What is ‘Circle of Friends’?
The ‘Circle of Friends’ intervention is aimed primarily at improving the inclusion of children with challenging behaviour, disability or personal concerns within mainstream schools. It works by gathering the student’s peers in a circle of friendly support to help the young person with their problem solving. This approach can also be widely used with all students who are struggling to find support or friendship. Many schools have successfully tried the intervention with their students so if your child is finding friendship and support difficult to initiate or maintain, chat to their teacher to see if this approach is available in their school.
Adults play a key part in the approach, especially at the start of the programme, but then most of the work is carried out by "the friends". Early on in the intervention, the key adult meets with the student and their chosen group for around 20 minutes per week to help them with their problem solving together as a team. This stage requires careful planning and commitment to the programme by the key adult for it to work. The measure of success is when the ‘Circle of Friends’ eventually manages itself and becomes an integral part of the student’s support with very little future adult intervention, if any at all.
Do we need friends and who are they?
Friendship and support networks are important to all of us (Remember how popular "You've got a friend in me" was?!) and it’s essential that we look to build and maintain these relationships in our lives. Students with special needs often find friendships difficult, and understanding relationships between themselves and others, can be equally puzzling at times.
Circle of Friends - Recognising who your friends are and where they fit in your life.
EdPlace helps with recognising who our friends are, making friends and helps distinguish between friends and strangers.
There may be some confusion regarding how to react or behave appropriately when meeting particular people who they may genuinely see as their friends. Greeting grandma with a hug and a kiss may be ok but giving the postman the same treatment may cause problems! Spending time looking at your child’s own circle of friends and those that fall outside that category with the help of the diagram below, will support your child with their understanding of relationships.
Friend or 'mate'?
Ask the question: "What is the difference between a friend and a mate?" A friend will want the best for you and will be a regular person in your day to day life - someone you can trust and rely on. Whereas, a 'mate' may be someone that you chat with randomly or and may be in your friendship group but, you're not particularly close to every day. Or, maybe friends and mates are the same to your child - but it's still great to have that discussion, just to help them think about what friends are! Sometimes defining groups and exploring vocabulary, helps to manage expectations of people that fall in those categories.
How to use the Friendship Circle diagram
- Sit with your child and make a list of all the people that your child knows or speaks to. Include friends, family, teachers, assistants, neighbours, pets, doctors, helpers, carers etc.

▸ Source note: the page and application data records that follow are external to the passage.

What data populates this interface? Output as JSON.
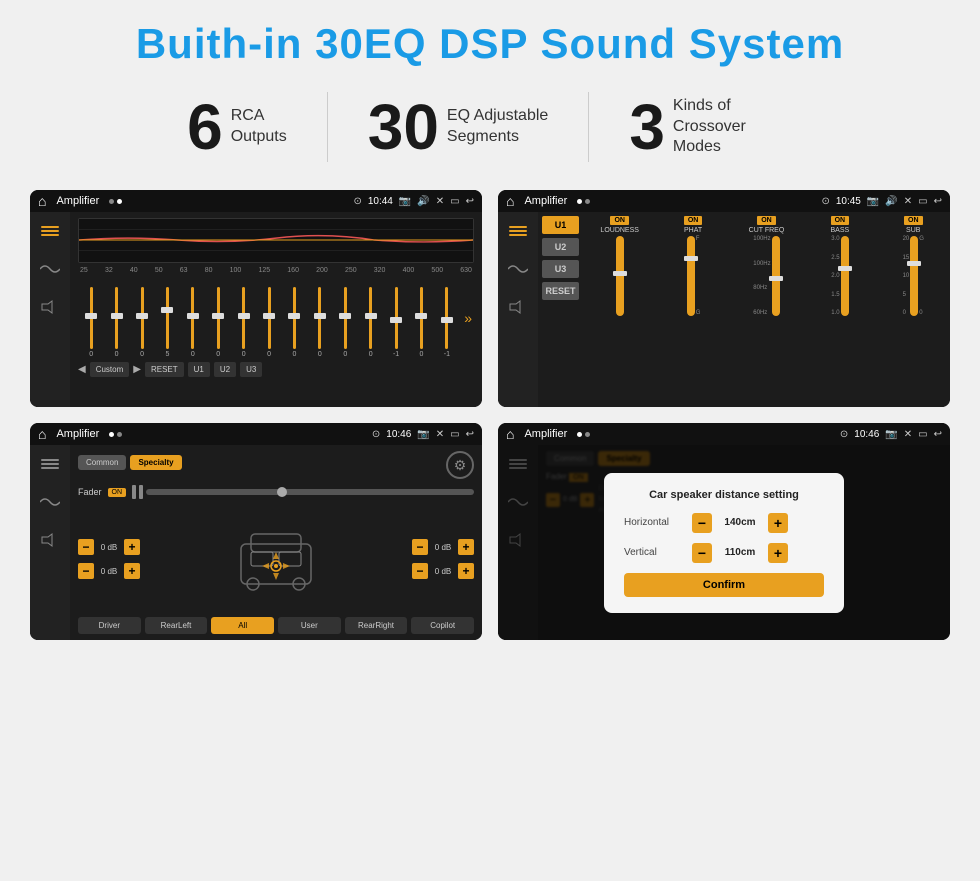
{
  "page": {
    "title": "Buith-in 30EQ DSP Sound System",
    "stats": [
      {
        "number": "6",
        "label": "RCA\nOutputs"
      },
      {
        "number": "30",
        "label": "EQ Adjustable\nSegments"
      },
      {
        "number": "3",
        "label": "Kinds of\nCrossover Modes"
      }
    ],
    "screens": [
      {
        "id": "screen1",
        "status_title": "Amplifier",
        "time": "10:44",
        "type": "equalizer"
      },
      {
        "id": "screen2",
        "status_title": "Amplifier",
        "time": "10:45",
        "type": "amplifier"
      },
      {
        "id": "screen3",
        "status_title": "Amplifier",
        "time": "10:46",
        "type": "fader"
      },
      {
        "id": "screen4",
        "status_title": "Amplifier",
        "time": "10:46",
        "type": "distance"
      }
    ],
    "eq": {
      "freqs": [
        "25",
        "32",
        "40",
        "50",
        "63",
        "80",
        "100",
        "125",
        "160",
        "200",
        "250",
        "320",
        "400",
        "500",
        "630"
      ],
      "values": [
        "0",
        "0",
        "0",
        "5",
        "0",
        "0",
        "0",
        "0",
        "0",
        "0",
        "0",
        "0",
        "-1",
        "0",
        "-1"
      ],
      "preset": "Custom",
      "buttons": [
        "RESET",
        "U1",
        "U2",
        "U3"
      ]
    },
    "amp": {
      "presets": [
        "U1",
        "U2",
        "U3"
      ],
      "controls": [
        "LOUDNESS",
        "PHAT",
        "CUT FREQ",
        "BASS",
        "SUB"
      ],
      "reset_label": "RESET"
    },
    "fader": {
      "tabs": [
        "Common",
        "Specialty"
      ],
      "active_tab": "Specialty",
      "fader_label": "Fader",
      "on_label": "ON",
      "db_values": [
        "0 dB",
        "0 dB",
        "0 dB",
        "0 dB"
      ],
      "bottom_buttons": [
        "Driver",
        "RearLeft",
        "All",
        "User",
        "RearRight",
        "Copilot"
      ]
    },
    "distance_dialog": {
      "title": "Car speaker distance setting",
      "horizontal_label": "Horizontal",
      "horizontal_value": "140cm",
      "vertical_label": "Vertical",
      "vertical_value": "110cm",
      "confirm_label": "Confirm"
    }
  }
}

- Print out the Friendship Circle diagram and look at what each coloured band in the circle represents. Talk about how the circle radiates outwards to lastly include people that we don’t know at all (strangers) and how the colours change to show these different relationships
- Talk about how you might greet different people eg: someone in the family, a school friend, the assistant in the local shop, the GP etc.
- Get them to write their own name in the purple circle at the bottom. Either cut out each name on your list to place these on the diagram or use coloured pens to circle the names as you go (use the same colours that are on the friendship diagram to represent each relationship band if you can)
- Look at each name and let your child decide where they fit on the diagram and discuss each one as you go, adjusting if you need to and explaining why
- Write the names of the people from the list in the correct relationship bands
- Use this diagram with your child if you know someone is coming to the house so that they can understand their relationship and how to behave appropriately or if you are visiting a health professional for instance and they are unsure about what to do.
- Update the diagram regularly so that it remains relevant for your child and let them put it somewhere where they can look at it if they need to check which category a visitor falls into
- Purple circle – your child’s name
- Green band – family and those closest to us who we would be lost without (pets too!)
- Turquoise band – friends, other close relatives, those we could confide in or who would support us in difficult times
- Dark green band – people we see regularly at clubs, classmates, those that may move into the Yellow band over time
- Yellow – those who are ‘paid’ to be in our life eg: carers, doctors, teachers and those who should remain at a professional distance from your child
- Orange – unfamiliar young people or adults, new acquaintances, retail assistants, bus drivers etc.
What is ELSA?
Some Teachers or Teaching Assistants (TAs) in schools may have training in the planning and delivery of the Circle of Friends approach. ELSA training is supported by the ELSA Network www.elsanetwork.org . The ELSA Support website is a valuable resource. It provides useful resources for use in ELSA programmes and was set up by an ELSA in York. It covers friendship, along with a range of other key areas such as counselling, bereavement, social stories and social skills.
Educational Psychologists in your school’s Local Authority may be providing this training for professionals and those working with children so it’s worth asking your school SENCO about it. The ELSA Support website also offers advice and resources for parents to use to help their child with friendship.